KANDAHAR PROVINCE, Afghanistan -- Somewhere over Afghanistan, Capt. Rick Sofge’s heart jumped a beat; his accompanying crew’s eyes fixed on a small paved landing strip appearing around the corner from a sprawling mountain chain.
“We train for it, you expect it, you know it is going to look small, it is going to look weird, and you are going to go “whew,” said Sofge, KC-130 Hercules aircraft commander, Marine Medium Helicopter Squadron 365 (reinforced), 24th Marine Expeditionary Unit, NATO International Security Assistance Force.
Part thrill ride, part freight train, the Marine airplane banks and descends to the patch of paved desert. There is no stopping now; seconds before wheels touch the dusty ground a slight pull on the controls and the plane soars safely into the clouds.
This was only a test of the crew’s ability to adapt to new landscape.
“The terrain is a gigantic issue when you are landing at a higher altitude, which changes the performance of our airplanes,” said Sofge.

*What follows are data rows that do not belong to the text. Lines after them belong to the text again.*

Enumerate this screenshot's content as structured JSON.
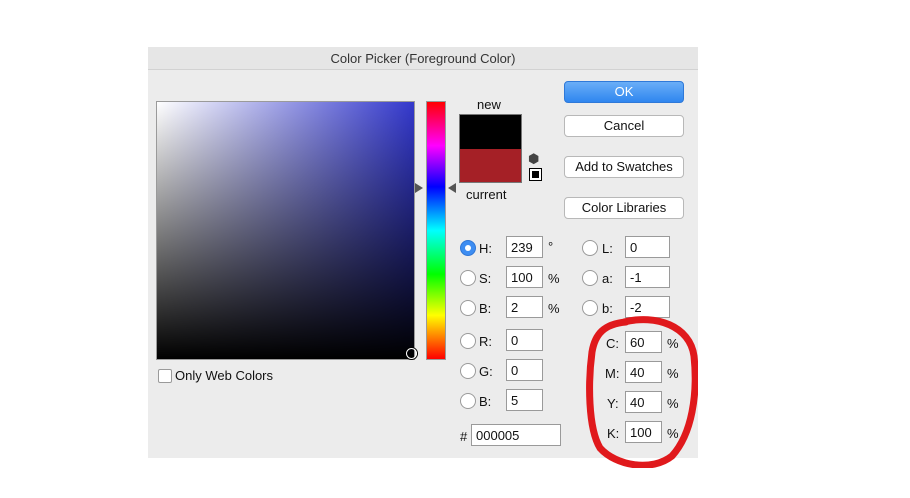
{
  "dialog": {
    "title": "Color Picker (Foreground Color)"
  },
  "preview": {
    "new_label": "new",
    "current_label": "current",
    "new_color": "#000000",
    "current_color": "#a52026"
  },
  "buttons": {
    "ok": "OK",
    "cancel": "Cancel",
    "add_to_swatches": "Add to Swatches",
    "color_libraries": "Color Libraries"
  },
  "hsb": {
    "h_label": "H:",
    "h_value": "239",
    "h_unit": "°",
    "s_label": "S:",
    "s_value": "100",
    "s_unit": "%",
    "b_label": "B:",
    "b_value": "2",
    "b_unit": "%"
  },
  "rgb": {
    "r_label": "R:",
    "r_value": "0",
    "g_label": "G:",
    "g_value": "0",
    "b_label": "B:",
    "b_value": "5"
  },
  "lab": {
    "l_label": "L:",
    "l_value": "0",
    "a_label": "a:",
    "a_value": "-1",
    "b_label": "b:",
    "b_value": "-2"
  },
  "cmyk": {
    "c_label": "C:",
    "c_value": "60",
    "c_unit": "%",
    "m_label": "M:",
    "m_value": "40",
    "m_unit": "%",
    "y_label": "Y:",
    "y_value": "40",
    "y_unit": "%",
    "k_label": "K:",
    "k_value": "100",
    "k_unit": "%"
  },
  "hex": {
    "label": "#",
    "value": "000005"
  },
  "only_web_colors": {
    "label": "Only Web Colors",
    "checked": false
  },
  "colors": {
    "ok_button": "#2f86ef",
    "annotation": "#e0191c"
  }
}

Each of these flights is another chance to try a new airfield or talk to a different nation’s radio operator. While all countries share the same basic rules of the sky, each nation may have different expectations of the arriving pilots, crew and cargo, said Maj. Scott Madziarczyk, chief intratheater airlift system, Joint Transportation System, NATO-ISAF.
“When you get on the ground and move cargo, different nations are able to do different things due to national caveats,” he said.

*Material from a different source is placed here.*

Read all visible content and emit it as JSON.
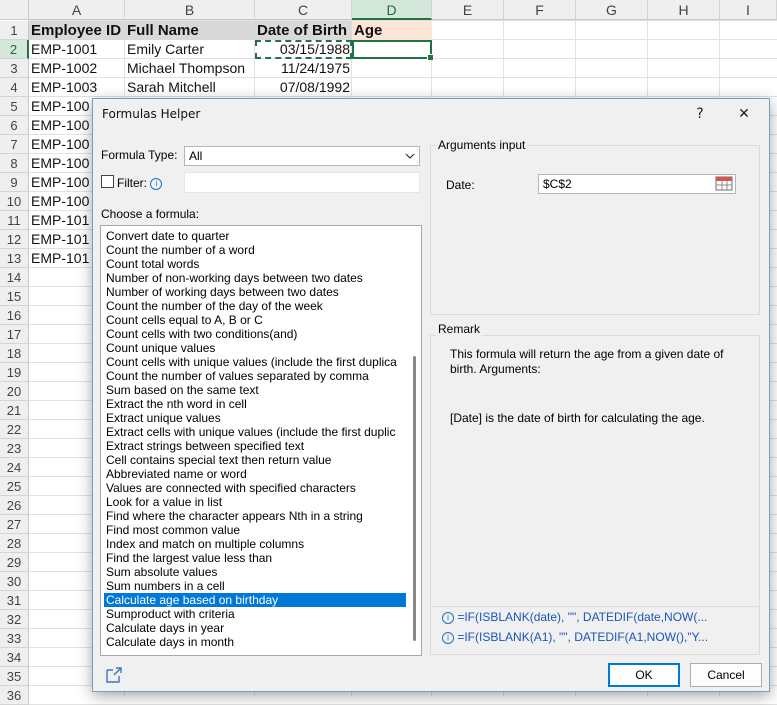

Fitting in among the multinational force has other benefits for the KC-130 crew, a chance to do things peers in Iraq only dream about.
“I think we would all like to do everything our platform is capable of. In Iraq we have become more segregated into certain teams and what we do. Here we have the chance to take a KC-130 and do everything it was built to do, so I hope we get that chance while we are here,” he said.
For him that means, helicopter and fixed wing refueling, resupply drops, and landing on less-than perfect landing strips (short, dirty or at high elevation.)
The KC-130 detachment has worked non-stop since arriving in country, combining training missions with much-needed cargo runs for ISAF.
“If you can name it and fit it into a C-130, they have been flying it around,” said Maj. Madziarczyk. “Over the last 7 days they have been averaging 100 to 170 passengers a day, and 6 to 7,000 kg of cargo.”
“We are doing a sortie per hour, where over in Iraq we would do a sortie and it might last four hours. Big difference, we are doing a lot of hop skipping and jumping. From here to here to here to here, so it’s pretty busy,” explained Sofge.
This particular flight included stops at airfields around the country; a load of cargo here, a group of soldiers there. Typical of their flights in country, they span the region making frequent stops. Due to the required work for each flight, and each landing, the bus-stop like flight schedule translates into a more hectic work schedule for the crews.
“Every leg is more planning, so if you put on four little half hour legs, it’s a whole lot more planning,” he said. “You have to know how you are going to get in, how you are getting out, all while keeping terrain in mind.”
Lost in the talk of terrain and altitudes is the notion that these planes are flying and landing in combat zones. They can’t control whether the enemy will fire at them, so they turn their attention to the things they can control.
“There is a point at which you transition, and I don’t really consider it anymore. I stopped having to think about a guy shooting me, because if I don’t flare I’m going to go into the ground and the wings are going to snap off and we are not going anywhere… if we live,” Sofge explained.
The callous yet reasoned approach of Sofge is on par with his crew, they understand the dangers of their job, but are not restricted by them.
“When you fly into a hostile environment there is a chance you will get shot at,” said Sgt. Alexander Kientz, KC-130 loadmaster, HMM-365 (Rein.), 24th MEU, ISAF, who wears Aircrew Combat Wings, a symbol of his time flying in combat zones.
With over a thousand hours of flight time, including two tours in Iraq, Kientz sees the missions around Afghanistan as a way to get familiar with the area before the 24th MEU begins full-spectrum operations.
“We are just here in support of the MEU, and whatever they need us to do we are comfortable with. We don’t really want to say no to anyone. We want to be as helpful as possible to the MEU or ISAF. If someone needs us to go here and pick something up, then it's just like ‘We’re on it,’” he explained.
That attitude from the squadron is music to Madziarczyk’s ear.
“The day before they called me, I was walking around wishing I had another aircraft,” he explained. “They moved gear for darn near every nation that is here with ISAF. (Every ISAF country has) had someone or something fly around on KC-130s over the last seven days,” he said. “(Now) I’ve got customers asking to fly with them."